**Exercise instructions**. Without the pictures, return each record as it appears.

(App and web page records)

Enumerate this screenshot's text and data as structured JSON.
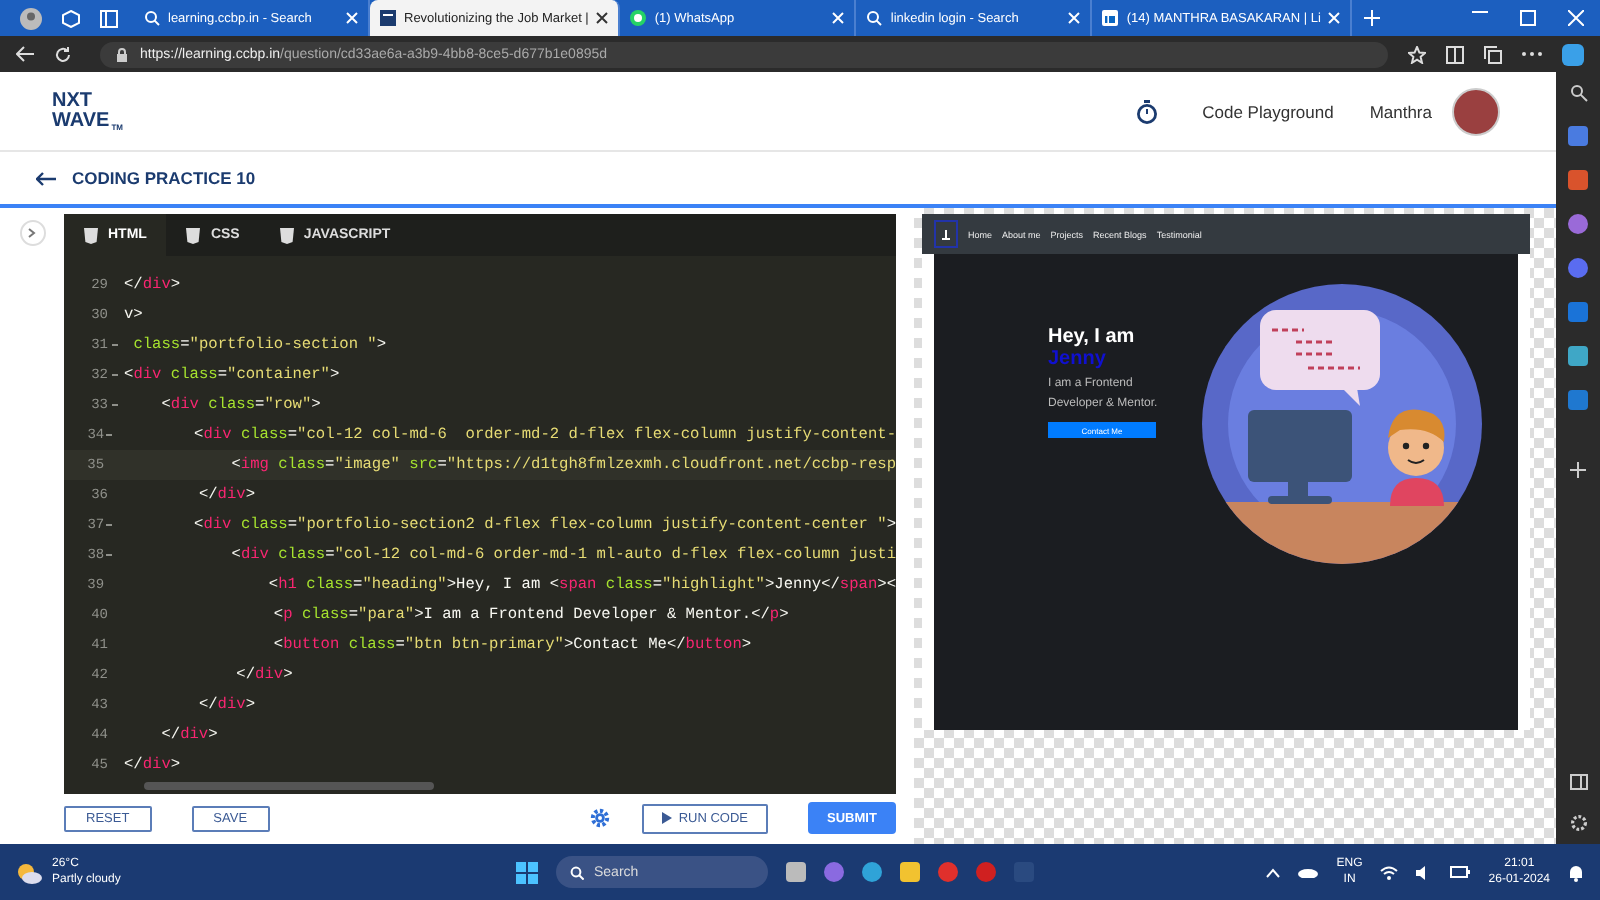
{
  "browser": {
    "tabs": [
      {
        "title": "learning.ccbp.in - Search",
        "kind": "search",
        "selected": false
      },
      {
        "title": "Revolutionizing the Job Market |",
        "kind": "page",
        "selected": true
      },
      {
        "title": "(1) WhatsApp",
        "kind": "whatsapp",
        "selected": false
      },
      {
        "title": "linkedin login - Search",
        "kind": "search",
        "selected": false
      },
      {
        "title": "(14) MANTHRA BASAKARAN | Li",
        "kind": "linkedin",
        "selected": false
      }
    ],
    "url_host": "https://learning.ccbp.in",
    "url_path": "/question/cd33ae6a-a3b9-4bb8-8ce5-d677b1e0895d"
  },
  "header": {
    "logo_top": "NXT",
    "logo_bottom": "WAVE",
    "logo_mark": "TM",
    "playground_link": "Code Playground",
    "user_name": "Manthra"
  },
  "page_title": "CODING PRACTICE 10",
  "editor": {
    "tabs": [
      {
        "label": "HTML",
        "selected": true
      },
      {
        "label": "CSS",
        "selected": false
      },
      {
        "label": "JAVASCRIPT",
        "selected": false
      }
    ],
    "lines": [
      {
        "number": "29",
        "text": "</div>",
        "fold": false,
        "active": false
      },
      {
        "number": "30",
        "text": "v>",
        "fold": false,
        "active": false
      },
      {
        "number": "31",
        "text": " class=\"portfolio-section \">",
        "fold": true,
        "active": false
      },
      {
        "number": "32",
        "text": "<div class=\"container\">",
        "fold": true,
        "active": false
      },
      {
        "number": "33",
        "text": "    <div class=\"row\">",
        "fold": true,
        "active": false
      },
      {
        "number": "34",
        "text": "        <div class=\"col-12 col-md-6  order-md-2 d-flex flex-column justify-content-",
        "fold": true,
        "active": false
      },
      {
        "number": "35",
        "text": "            <img class=\"image\" src=\"https://d1tgh8fmlzexmh.cloudfront.net/ccbp-resp",
        "fold": false,
        "active": true
      },
      {
        "number": "36",
        "text": "        </div>",
        "fold": false,
        "active": false
      },
      {
        "number": "37",
        "text": "        <div class=\"portfolio-section2 d-flex flex-column justify-content-center \">",
        "fold": true,
        "active": false
      },
      {
        "number": "38",
        "text": "            <div class=\"col-12 col-md-6 order-md-1 ml-auto d-flex flex-column justi",
        "fold": true,
        "active": false
      },
      {
        "number": "39",
        "text": "                <h1 class=\"heading\">Hey, I am <span class=\"highlight\">Jenny</span><",
        "fold": false,
        "active": false
      },
      {
        "number": "40",
        "text": "                <p class=\"para\">I am a Frontend Developer & Mentor.</p>",
        "fold": false,
        "active": false
      },
      {
        "number": "41",
        "text": "                <button class=\"btn btn-primary\">Contact Me</button>",
        "fold": false,
        "active": false
      },
      {
        "number": "42",
        "text": "            </div>",
        "fold": false,
        "active": false
      },
      {
        "number": "43",
        "text": "        </div>",
        "fold": false,
        "active": false
      },
      {
        "number": "44",
        "text": "    </div>",
        "fold": false,
        "active": false
      },
      {
        "number": "45",
        "text": "</div>",
        "fold": false,
        "active": false
      }
    ],
    "buttons": [
      {
        "label": "RESET",
        "kind": "outline"
      },
      {
        "label": "SAVE",
        "kind": "outline"
      },
      {
        "kind": "settings"
      },
      {
        "label": "RUN CODE",
        "kind": "run"
      },
      {
        "label": "SUBMIT",
        "kind": "primary"
      }
    ]
  },
  "preview": {
    "nav_links": [
      "Home",
      "About me",
      "Projects",
      "Recent Blogs",
      "Testimonial"
    ],
    "heading": "Hey, I am",
    "highlight": "Jenny",
    "para": "I am a Frontend Developer & Mentor.",
    "button": "Contact Me"
  },
  "taskbar": {
    "temperature": "26°C",
    "weather": "Partly cloudy",
    "search_placeholder": "Search",
    "language": "ENG",
    "region": "IN",
    "time": "21:01",
    "date": "26-01-2024"
  }
}
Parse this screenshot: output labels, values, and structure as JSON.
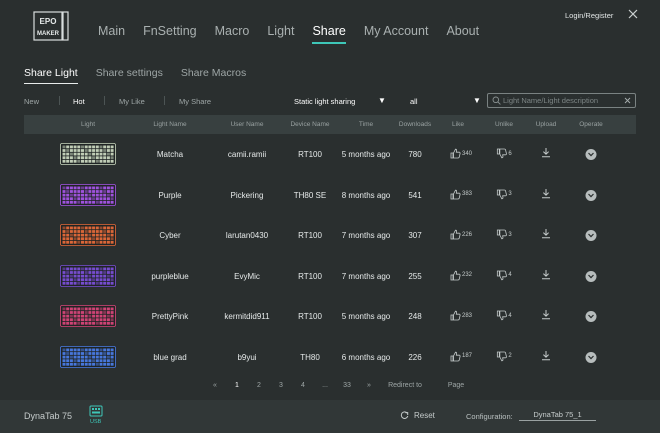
{
  "brand": {
    "logo_text": "EPOMAKER",
    "accent": "#3ec7b8",
    "bg": "#2a2f2f"
  },
  "header": {
    "nav": [
      "Main",
      "FnSetting",
      "Macro",
      "Light",
      "Share",
      "My Account",
      "About"
    ],
    "active_nav": "Share",
    "login_label": "Login/Register",
    "close_icon": "close-icon"
  },
  "subtabs": {
    "items": [
      "Share Light",
      "Share settings",
      "Share Macros"
    ],
    "active": "Share Light"
  },
  "filters": {
    "new": "New",
    "hot": "Hot",
    "my_like": "My Like",
    "my_share": "My Share",
    "type_value": "Static light sharing",
    "scope_value": "all",
    "search_placeholder": "Light Name/Light description"
  },
  "table": {
    "headers": [
      "Light",
      "Light Name",
      "User Name",
      "Device Name",
      "Time",
      "Downloads",
      "Like",
      "Unlike",
      "Upload",
      "Operate"
    ],
    "rows": [
      {
        "name": "Matcha",
        "user": "camii.ramii",
        "device": "RT100",
        "time": "5 months ago",
        "downloads": "780",
        "likes": "340",
        "unlikes": "6",
        "theme_color": "#c9d7bf"
      },
      {
        "name": "Purple",
        "user": "Pickering",
        "device": "TH80 SE",
        "time": "8 months ago",
        "downloads": "541",
        "likes": "383",
        "unlikes": "3",
        "theme_color": "#a655e8"
      },
      {
        "name": "Cyber",
        "user": "larutan0430",
        "device": "RT100",
        "time": "7 months ago",
        "downloads": "307",
        "likes": "226",
        "unlikes": "3",
        "theme_color": "#e56a3a"
      },
      {
        "name": "purpleblue",
        "user": "EvyMic",
        "device": "RT100",
        "time": "7 months ago",
        "downloads": "255",
        "likes": "232",
        "unlikes": "4",
        "theme_color": "#7b4fd8"
      },
      {
        "name": "PrettyPink",
        "user": "kermitdid911",
        "device": "RT100",
        "time": "5 months ago",
        "downloads": "248",
        "likes": "283",
        "unlikes": "4",
        "theme_color": "#d8467a"
      },
      {
        "name": "blue grad",
        "user": "b9yui",
        "device": "TH80",
        "time": "6 months ago",
        "downloads": "226",
        "likes": "187",
        "unlikes": "2",
        "theme_color": "#4a7ce6"
      }
    ]
  },
  "pagination": {
    "prev": "«",
    "pages": [
      "1",
      "2",
      "3",
      "4",
      "...",
      "33"
    ],
    "current": "1",
    "next": "»",
    "redirect": "Redirect to",
    "page": "Page"
  },
  "footer": {
    "device": "DynaTab 75",
    "usb_label": "USB",
    "reset": "Reset",
    "config_label": "Configuration:",
    "config_value": "DynaTab 75_1"
  }
}
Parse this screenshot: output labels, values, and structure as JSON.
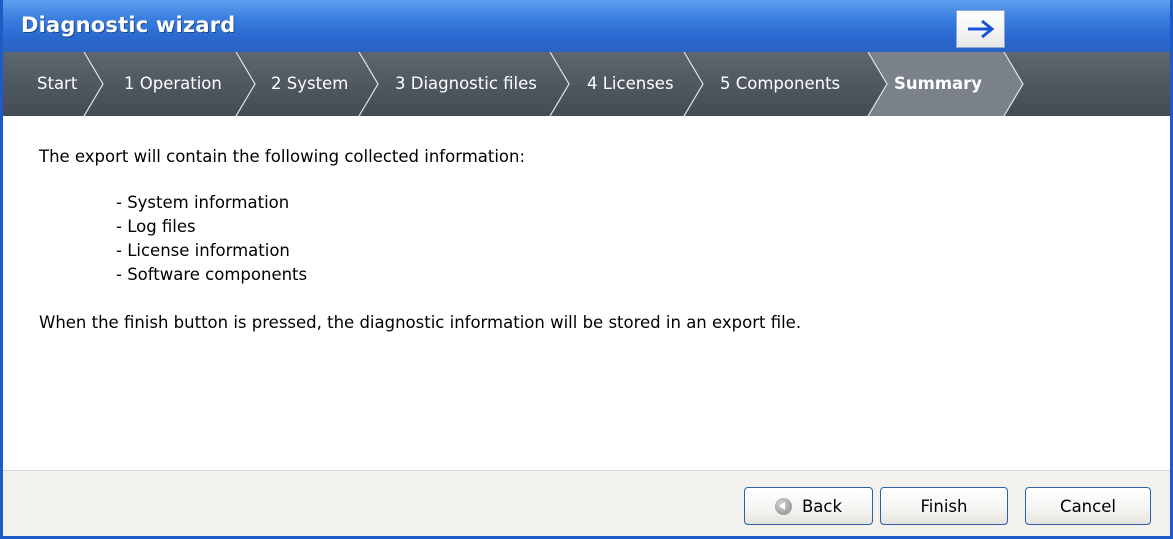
{
  "window": {
    "title": "Diagnostic wizard",
    "next_icon": "arrow-right-icon"
  },
  "steps": [
    {
      "label": "Start",
      "active": false
    },
    {
      "label": "1 Operation",
      "active": false
    },
    {
      "label": "2 System",
      "active": false
    },
    {
      "label": "3 Diagnostic files",
      "active": false
    },
    {
      "label": "4 Licenses",
      "active": false
    },
    {
      "label": "5 Components",
      "active": false
    },
    {
      "label": "Summary",
      "active": true
    }
  ],
  "content": {
    "intro": "The export will contain the following collected information:",
    "items": [
      "- System information",
      "- Log files",
      "- License information",
      "- Software components"
    ],
    "outro": "When the finish button is pressed, the diagnostic information will be stored in an export file."
  },
  "buttons": {
    "back": "Back",
    "finish": "Finish",
    "cancel": "Cancel"
  },
  "colors": {
    "titlebar": "#2a69cf",
    "crumbbar": "#4e565f",
    "active_step": "#7a8189",
    "footer": "#f4f2ef",
    "button_border": "#2f5fa8"
  }
}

**Result for this exercise**.
Enumerate this screenshot's text and data as structured JSON.
{
  "browser": {
    "tabs": [
      {
        "title": "learning.ccbp.in - Search",
        "kind": "search",
        "selected": false
      },
      {
        "title": "Revolutionizing the Job Market |",
        "kind": "page",
        "selected": true
      },
      {
        "title": "(1) WhatsApp",
        "kind": "whatsapp",
        "selected": false
      },
      {
        "title": "linkedin login - Search",
        "kind": "search",
        "selected": false
      },
      {
        "title": "(14) MANTHRA BASAKARAN | Li",
        "kind": "linkedin",
        "selected": false
      }
    ],
    "url_host": "https://learning.ccbp.in",
    "url_path": "/question/cd33ae6a-a3b9-4bb8-8ce5-d677b1e0895d"
  },
  "header": {
    "logo_top": "NXT",
    "logo_bottom": "WAVE",
    "logo_mark": "TM",
    "playground_link": "Code Playground",
    "user_name": "Manthra"
  },
  "page_title": "CODING PRACTICE 10",
  "editor": {
    "tabs": [
      {
        "label": "HTML",
        "selected": true
      },
      {
        "label": "CSS",
        "selected": false
      },
      {
        "label": "JAVASCRIPT",
        "selected": false
      }
    ],
    "lines": [
      {
        "number": "29",
        "text": "</div>",
        "fold": false,
        "active": false
      },
      {
        "number": "30",
        "text": "v>",
        "fold": false,
        "active": false
      },
      {
        "number": "31",
        "text": " class=\"portfolio-section \">",
        "fold": true,
        "active": false
      },
      {
        "number": "32",
        "text": "<div class=\"container\">",
        "fold": true,
        "active": false
      },
      {
        "number": "33",
        "text": "    <div class=\"row\">",
        "fold": true,
        "active": false
      },
      {
        "number": "34",
        "text": "        <div class=\"col-12 col-md-6  order-md-2 d-flex flex-column justify-content-",
        "fold": true,
        "active": false
      },
      {
        "number": "35",
        "text": "            <img class=\"image\" src=\"https://d1tgh8fmlzexmh.cloudfront.net/ccbp-resp",
        "fold": false,
        "active": true
      },
      {
        "number": "36",
        "text": "        </div>",
        "fold": false,
        "active": false
      },
      {
        "number": "37",
        "text": "        <div class=\"portfolio-section2 d-flex flex-column justify-content-center \">",
        "fold": true,
        "active": false
      },
      {
        "number": "38",
        "text": "            <div class=\"col-12 col-md-6 order-md-1 ml-auto d-flex flex-column justi",
        "fold": true,
        "active": false
      },
      {
        "number": "39",
        "text": "                <h1 class=\"heading\">Hey, I am <span class=\"highlight\">Jenny</span><",
        "fold": false,
        "active": false
      },
      {
        "number": "40",
        "text": "                <p class=\"para\">I am a Frontend Developer & Mentor.</p>",
        "fold": false,
        "active": false
      },
      {
        "number": "41",
        "text": "                <button class=\"btn btn-primary\">Contact Me</button>",
        "fold": false,
        "active": false
      },
      {
        "number": "42",
        "text": "            </div>",
        "fold": false,
        "active": false
      },
      {
        "number": "43",
        "text": "        </div>",
        "fold": false,
        "active": false
      },
      {
        "number": "44",
        "text": "    </div>",
        "fold": false,
        "active": false
      },
      {
        "number": "45",
        "text": "</div>",
        "fold": false,
        "active": false
      }
    ],
    "buttons": [
      {
        "label": "RESET",
        "kind": "outline"
      },
      {
        "label": "SAVE",
        "kind": "outline"
      },
      {
        "kind": "settings"
      },
      {
        "label": "RUN CODE",
        "kind": "run"
      },
      {
        "label": "SUBMIT",
        "kind": "primary"
      }
    ]
  },
  "preview": {
    "nav_links": [
      "Home",
      "About me",
      "Projects",
      "Recent Blogs",
      "Testimonial"
    ],
    "heading": "Hey, I am",
    "highlight": "Jenny",
    "para": "I am a Frontend Developer & Mentor.",
    "button": "Contact Me"
  },
  "taskbar": {
    "temperature": "26°C",
    "weather": "Partly cloudy",
    "search_placeholder": "Search",
    "language": "ENG",
    "region": "IN",
    "time": "21:01",
    "date": "26-01-2024"
  }
}
Parse this screenshot: output labels, values, and structure as JSON.
{
  "brand": {
    "logo_text": "EPOMAKER",
    "accent": "#3ec7b8",
    "bg": "#2a2f2f"
  },
  "header": {
    "nav": [
      "Main",
      "FnSetting",
      "Macro",
      "Light",
      "Share",
      "My Account",
      "About"
    ],
    "active_nav": "Share",
    "login_label": "Login/Register",
    "close_icon": "close-icon"
  },
  "subtabs": {
    "items": [
      "Share Light",
      "Share settings",
      "Share Macros"
    ],
    "active": "Share Light"
  },
  "filters": {
    "new": "New",
    "hot": "Hot",
    "my_like": "My Like",
    "my_share": "My Share",
    "type_value": "Static light sharing",
    "scope_value": "all",
    "search_placeholder": "Light Name/Light description"
  },
  "table": {
    "headers": [
      "Light",
      "Light Name",
      "User Name",
      "Device Name",
      "Time",
      "Downloads",
      "Like",
      "Unlike",
      "Upload",
      "Operate"
    ],
    "rows": [
      {
        "name": "Matcha",
        "user": "camii.ramii",
        "device": "RT100",
        "time": "5 months ago",
        "downloads": "780",
        "likes": "340",
        "unlikes": "6",
        "theme_color": "#c9d7bf"
      },
      {
        "name": "Purple",
        "user": "Pickering",
        "device": "TH80 SE",
        "time": "8 months ago",
        "downloads": "541",
        "likes": "383",
        "unlikes": "3",
        "theme_color": "#a655e8"
      },
      {
        "name": "Cyber",
        "user": "larutan0430",
        "device": "RT100",
        "time": "7 months ago",
        "downloads": "307",
        "likes": "226",
        "unlikes": "3",
        "theme_color": "#e56a3a"
      },
      {
        "name": "purpleblue",
        "user": "EvyMic",
        "device": "RT100",
        "time": "7 months ago",
        "downloads": "255",
        "likes": "232",
        "unlikes": "4",
        "theme_color": "#7b4fd8"
      },
      {
        "name": "PrettyPink",
        "user": "kermitdid911",
        "device": "RT100",
        "time": "5 months ago",
        "downloads": "248",
        "likes": "283",
        "unlikes": "4",
        "theme_color": "#d8467a"
      },
      {
        "name": "blue grad",
        "user": "b9yui",
        "device": "TH80",
        "time": "6 months ago",
        "downloads": "226",
        "likes": "187",
        "unlikes": "2",
        "theme_color": "#4a7ce6"
      }
    ]
  },
  "pagination": {
    "prev": "«",
    "pages": [
      "1",
      "2",
      "3",
      "4",
      "...",
      "33"
    ],
    "current": "1",
    "next": "»",
    "redirect": "Redirect to",
    "page": "Page"
  },
  "footer": {
    "device": "DynaTab 75",
    "usb_label": "USB",
    "reset": "Reset",
    "config_label": "Configuration:",
    "config_value": "DynaTab 75_1"
  }
}
Parse this screenshot: output labels, values, and structure as JSON.
{
  "window": {
    "title": "Diagnostic wizard",
    "next_icon": "arrow-right-icon"
  },
  "steps": [
    {
      "label": "Start",
      "active": false
    },
    {
      "label": "1 Operation",
      "active": false
    },
    {
      "label": "2 System",
      "active": false
    },
    {
      "label": "3 Diagnostic files",
      "active": false
    },
    {
      "label": "4 Licenses",
      "active": false
    },
    {
      "label": "5 Components",
      "active": false
    },
    {
      "label": "Summary",
      "active": true
    }
  ],
  "content": {
    "intro": "The export will contain the following collected information:",
    "items": [
      "- System information",
      "- Log files",
      "- License information",
      "- Software components"
    ],
    "outro": "When the finish button is pressed, the diagnostic information will be stored in an export file."
  },
  "buttons": {
    "back": "Back",
    "finish": "Finish",
    "cancel": "Cancel"
  },
  "colors": {
    "titlebar": "#2a69cf",
    "crumbbar": "#4e565f",
    "active_step": "#7a8189",
    "footer": "#f4f2ef",
    "button_border": "#2f5fa8"
  }
}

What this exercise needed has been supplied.